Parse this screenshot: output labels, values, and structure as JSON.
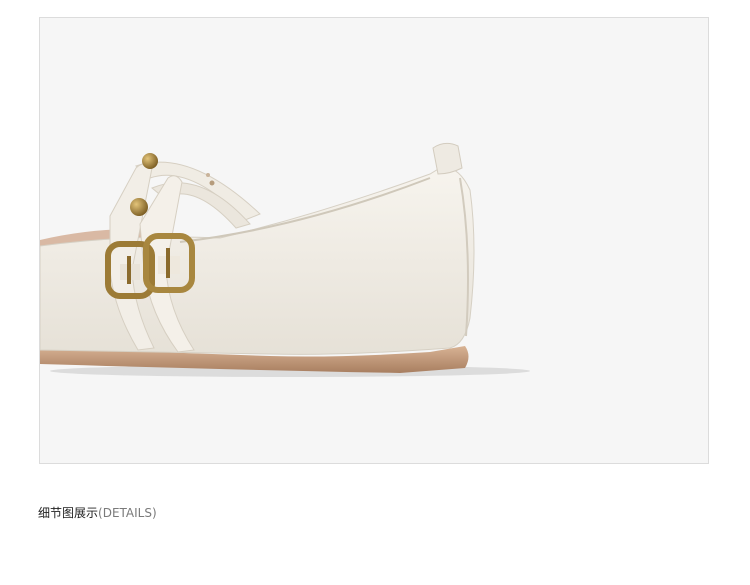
{
  "product_photo": {
    "subject": "cream-flat-shoe-detail",
    "background_color": "#f6f6f6",
    "leather_color": "#efebe3",
    "hardware_color": "#a8873f",
    "sole_color": "#c9a081"
  },
  "caption": {
    "chinese_label": "细节图展示",
    "english_label": "(DETAILS)"
  }
}
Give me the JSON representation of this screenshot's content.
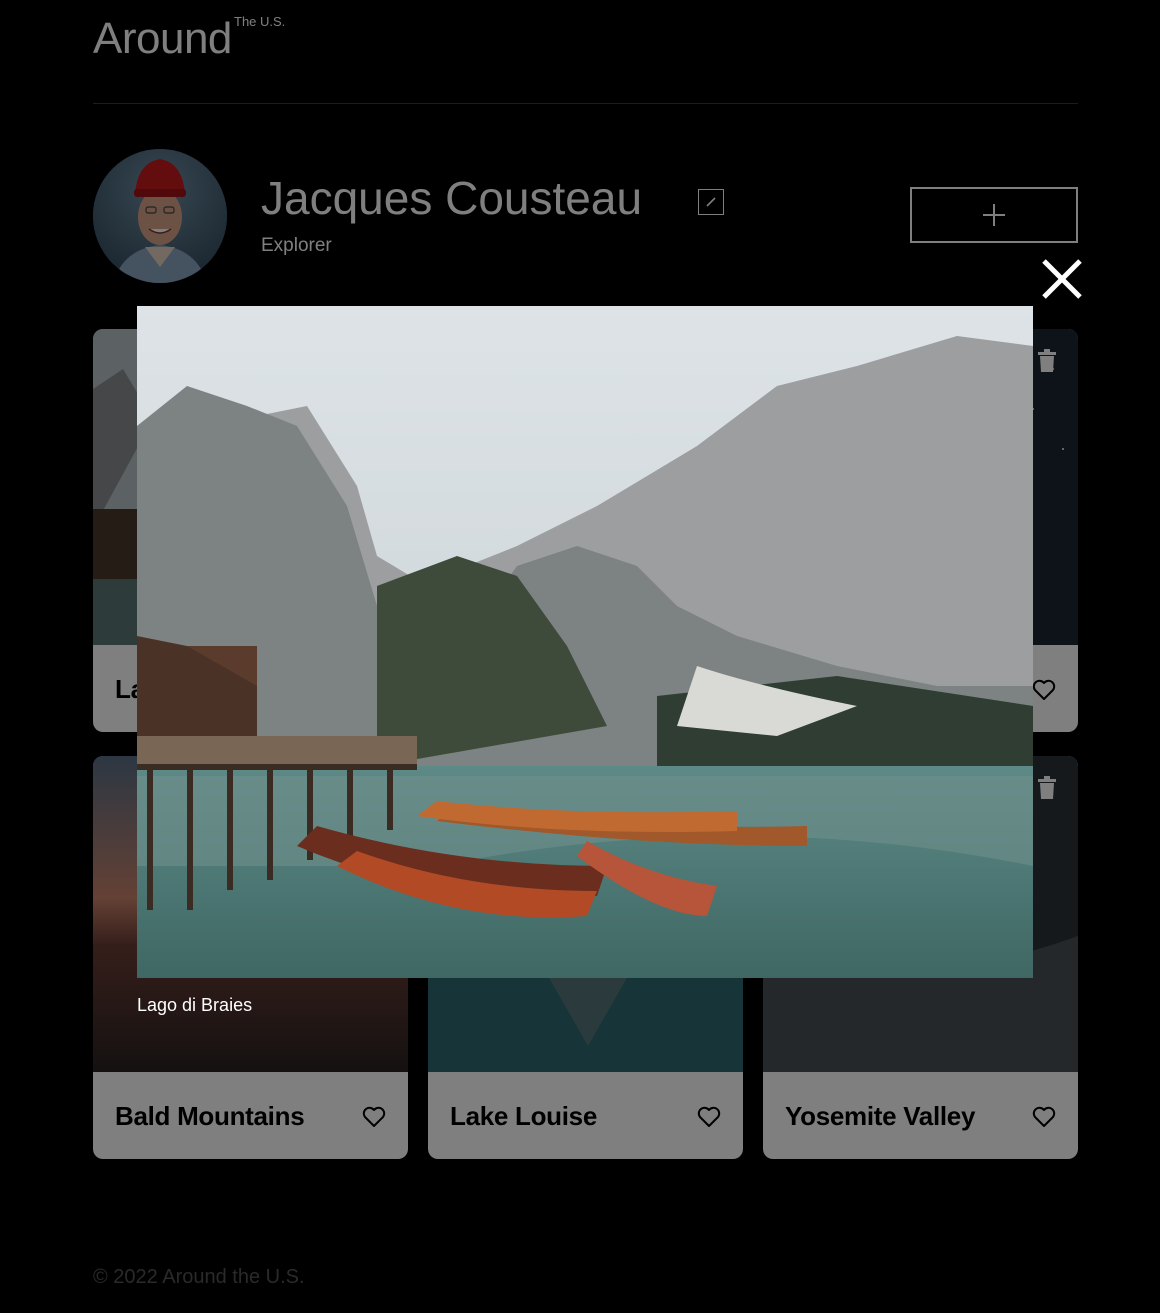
{
  "header": {
    "logo_main": "Around",
    "logo_sup": "The U.S."
  },
  "profile": {
    "name": "Jacques Cousteau",
    "job": "Explorer"
  },
  "cards": [
    {
      "title": "La"
    },
    {
      "title": ""
    },
    {
      "title": ""
    },
    {
      "title": "Bald Mountains"
    },
    {
      "title": "Lake Louise"
    },
    {
      "title": "Yosemite Valley"
    }
  ],
  "popup": {
    "caption": "Lago di Braies"
  },
  "footer": {
    "copyright": "© 2022 Around the U.S."
  },
  "colors": {
    "background": "#000000",
    "card": "#ffffff",
    "footer_text": "#545454",
    "overlay": "rgba(0,0,0,0.5)"
  },
  "icons": [
    "edit-icon",
    "plus-icon",
    "close-icon",
    "trash-icon",
    "heart-icon"
  ]
}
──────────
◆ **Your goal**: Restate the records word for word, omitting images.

◆ **Response to this task**:
Parse this screenshot: output labels, values, and structure as JSON.
{
  "product_photo": {
    "subject": "cream-flat-shoe-detail",
    "background_color": "#f6f6f6",
    "leather_color": "#efebe3",
    "hardware_color": "#a8873f",
    "sole_color": "#c9a081"
  },
  "caption": {
    "chinese_label": "细节图展示",
    "english_label": "(DETAILS)"
  }
}
Give me the JSON representation of this screenshot's content.
{
  "header": {
    "logo_main": "Around",
    "logo_sup": "The U.S."
  },
  "profile": {
    "name": "Jacques Cousteau",
    "job": "Explorer"
  },
  "cards": [
    {
      "title": "La"
    },
    {
      "title": ""
    },
    {
      "title": ""
    },
    {
      "title": "Bald Mountains"
    },
    {
      "title": "Lake Louise"
    },
    {
      "title": "Yosemite Valley"
    }
  ],
  "popup": {
    "caption": "Lago di Braies"
  },
  "footer": {
    "copyright": "© 2022 Around the U.S."
  },
  "colors": {
    "background": "#000000",
    "card": "#ffffff",
    "footer_text": "#545454",
    "overlay": "rgba(0,0,0,0.5)"
  },
  "icons": [
    "edit-icon",
    "plus-icon",
    "close-icon",
    "trash-icon",
    "heart-icon"
  ]
}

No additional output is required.